A new survey released last week shows that stress during pregnancy can impair the development of a childâ€™s brain and put it at a higher risk for ADHD, depression, and anxiety later in their life.
The problem pointed to the development of high levels of cortisol in the womb.
Cortisol is commonly known as the stress hormone and was found to lower toddlerâ€™s recorded IQs at eighteen months in a study that included 250 women who were in their 17th week of pregnancy.
The study recorded the womenâ€™s anxiety levels as were defined on a questionnaire and the amount of cortisol levels that was found in the amniotic fluid of the motherâ€™s pregnancy.

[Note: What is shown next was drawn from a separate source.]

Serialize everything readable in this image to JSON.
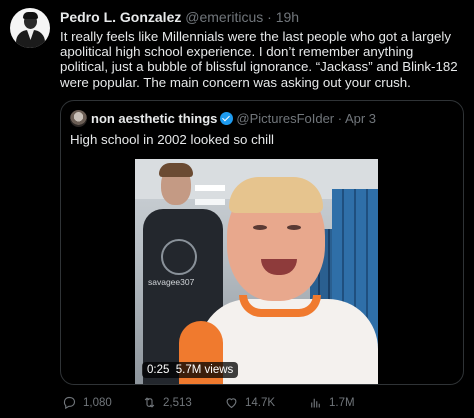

The presence of cortisol is normal during pregnancy as the condition itself is stressful on the body, but when controlled properly the placenta is able to protect the fetus from receiving the hormone.
The study will continue onward to test the developing childrenâ€™s brains with MRI scans, but for now previous experiments prove that stress is capable of reducing the size of a fetusâ€™ hippocampus by about 30%. The hippocampus is the area of the brain responsible for memory and learning.

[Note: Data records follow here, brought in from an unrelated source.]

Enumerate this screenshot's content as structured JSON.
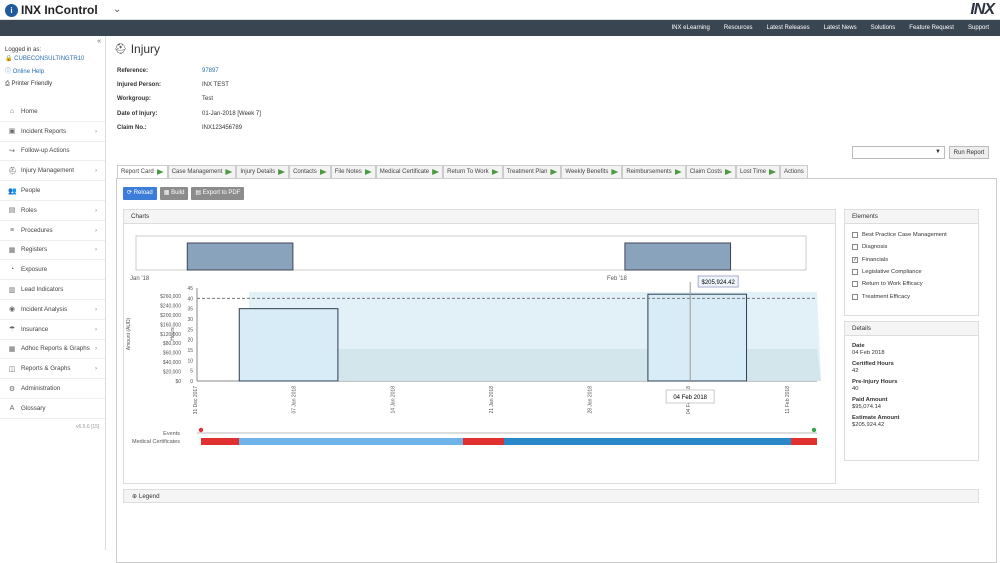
{
  "app": {
    "name": "INX InControl",
    "brand": "INX",
    "logo_letter": "i"
  },
  "nav": [
    "INX eLearning",
    "Resources",
    "Latest Releases",
    "Latest News",
    "Solutions",
    "Feature Request",
    "Support"
  ],
  "user": {
    "label": "Logged in as:",
    "account": "CUBECONSULTINGTR10",
    "help": "Online Help",
    "print": "Printer Friendly"
  },
  "menu": [
    {
      "label": "Home",
      "icon": "home-icon",
      "chev": false
    },
    {
      "label": "Incident Reports",
      "icon": "folder-icon",
      "chev": true
    },
    {
      "label": "Follow-up Actions",
      "icon": "arrow-icon",
      "chev": false
    },
    {
      "label": "Injury Management",
      "icon": "case-icon",
      "chev": true
    },
    {
      "label": "People",
      "icon": "people-icon",
      "chev": false
    },
    {
      "label": "Roles",
      "icon": "roles-icon",
      "chev": true
    },
    {
      "label": "Procedures",
      "icon": "list-icon",
      "chev": true
    },
    {
      "label": "Registers",
      "icon": "register-icon",
      "chev": true
    },
    {
      "label": "Exposure",
      "icon": "exposure-icon",
      "chev": false
    },
    {
      "label": "Lead Indicators",
      "icon": "indicator-icon",
      "chev": false
    },
    {
      "label": "Incident Analysis",
      "icon": "analysis-icon",
      "chev": true
    },
    {
      "label": "Insurance",
      "icon": "umbrella-icon",
      "chev": true
    },
    {
      "label": "Adhoc Reports & Graphs",
      "icon": "report-icon",
      "chev": true
    },
    {
      "label": "Reports & Graphs",
      "icon": "graph-icon",
      "chev": true
    },
    {
      "label": "Administration",
      "icon": "gear-icon",
      "chev": false
    },
    {
      "label": "Glossary",
      "icon": "glossary-icon",
      "chev": false
    }
  ],
  "version": "v6.5.6 [15]",
  "page": {
    "title": "Injury"
  },
  "info": [
    {
      "k": "Reference:",
      "v": "97897",
      "link": true
    },
    {
      "k": "Injured Person:",
      "v": "INX TEST",
      "link": false
    },
    {
      "k": "Workgroup:",
      "v": "Test",
      "link": false
    },
    {
      "k": "Date of Injury:",
      "v": "01-Jan-2018 [Week 7]",
      "link": false
    },
    {
      "k": "Claim No.:",
      "v": "INX123456789",
      "link": false
    }
  ],
  "run_report": "Run Report",
  "tabs": [
    "Report Card",
    "Case Management",
    "Injury Details",
    "Contacts",
    "File Notes",
    "Medical Certificate",
    "Return To Work",
    "Treatment Plan",
    "Weekly Benefits",
    "Reimbursements",
    "Claim Costs",
    "Lost Time",
    "Actions"
  ],
  "buttons": {
    "reload": "Reload",
    "build": "Build",
    "export": "Export to PDF"
  },
  "charts_header": "Charts",
  "legend_label": "Legend",
  "elements": {
    "header": "Elements",
    "items": [
      {
        "label": "Best Practice Case Management",
        "checked": false
      },
      {
        "label": "Diagnosis",
        "checked": false
      },
      {
        "label": "Financials",
        "checked": true
      },
      {
        "label": "Legislative Compliance",
        "checked": false
      },
      {
        "label": "Return to Work Efficacy",
        "checked": false
      },
      {
        "label": "Treatment Efficacy",
        "checked": false
      }
    ]
  },
  "details": {
    "header": "Details",
    "items": [
      {
        "k": "Date",
        "v": "04 Feb 2018"
      },
      {
        "k": "Certified Hours",
        "v": "42"
      },
      {
        "k": "Pre-Injury Hours",
        "v": "40"
      },
      {
        "k": "Paid Amount",
        "v": "$95,074.14"
      },
      {
        "k": "Estimate Amount",
        "v": "$205,924.42"
      }
    ]
  },
  "chart_data": {
    "type": "bar",
    "navigator_labels": [
      "Jan '18",
      "Feb '18"
    ],
    "x_ticks": [
      "31 Dec 2017",
      "07 Jan 2018",
      "14 Jan 2018",
      "21 Jan 2018",
      "28 Jan 2018",
      "04 Feb 2018",
      "11 Feb 2018"
    ],
    "y_left_label": "Amount (AUD)",
    "y_left_ticks": [
      "$0",
      "$20,000",
      "$40,000",
      "$60,000",
      "$80,000",
      "$120,000",
      "$160,000",
      "$200,000",
      "$240,000",
      "$260,000"
    ],
    "y_right_label": "Hours",
    "y_right_ticks": [
      "0",
      "5",
      "10",
      "15",
      "20",
      "25",
      "30",
      "35",
      "40",
      "45"
    ],
    "hours_series": [
      {
        "start": "2018-01-03",
        "end": "2018-01-10",
        "value": 35
      },
      {
        "start": "2018-02-01",
        "end": "2018-02-08",
        "value": 42
      }
    ],
    "pre_injury_hours": 40,
    "estimate_amount": 205924.42,
    "paid_amount": 95074.14,
    "tooltip_value": "$205,924.42",
    "tooltip_date": "04 Feb 2018",
    "lane_labels": [
      "Events",
      "Medical Certificates"
    ],
    "colors": {
      "bar": "#d8ecf7",
      "bar_stroke": "#2c3e50",
      "area": "#d6e9f5",
      "paid": "#cfe3e8",
      "red": "#e03030",
      "light_blue": "#6fb3e8",
      "dark_blue": "#2a87c8",
      "nav_bar": "#8aa3bd"
    }
  }
}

Stress in the mother can also affect the corpus callosum in the fetal brain which connects the brainâ€™s left and right hemispheres and the amygdale which controls the fear response in the brain.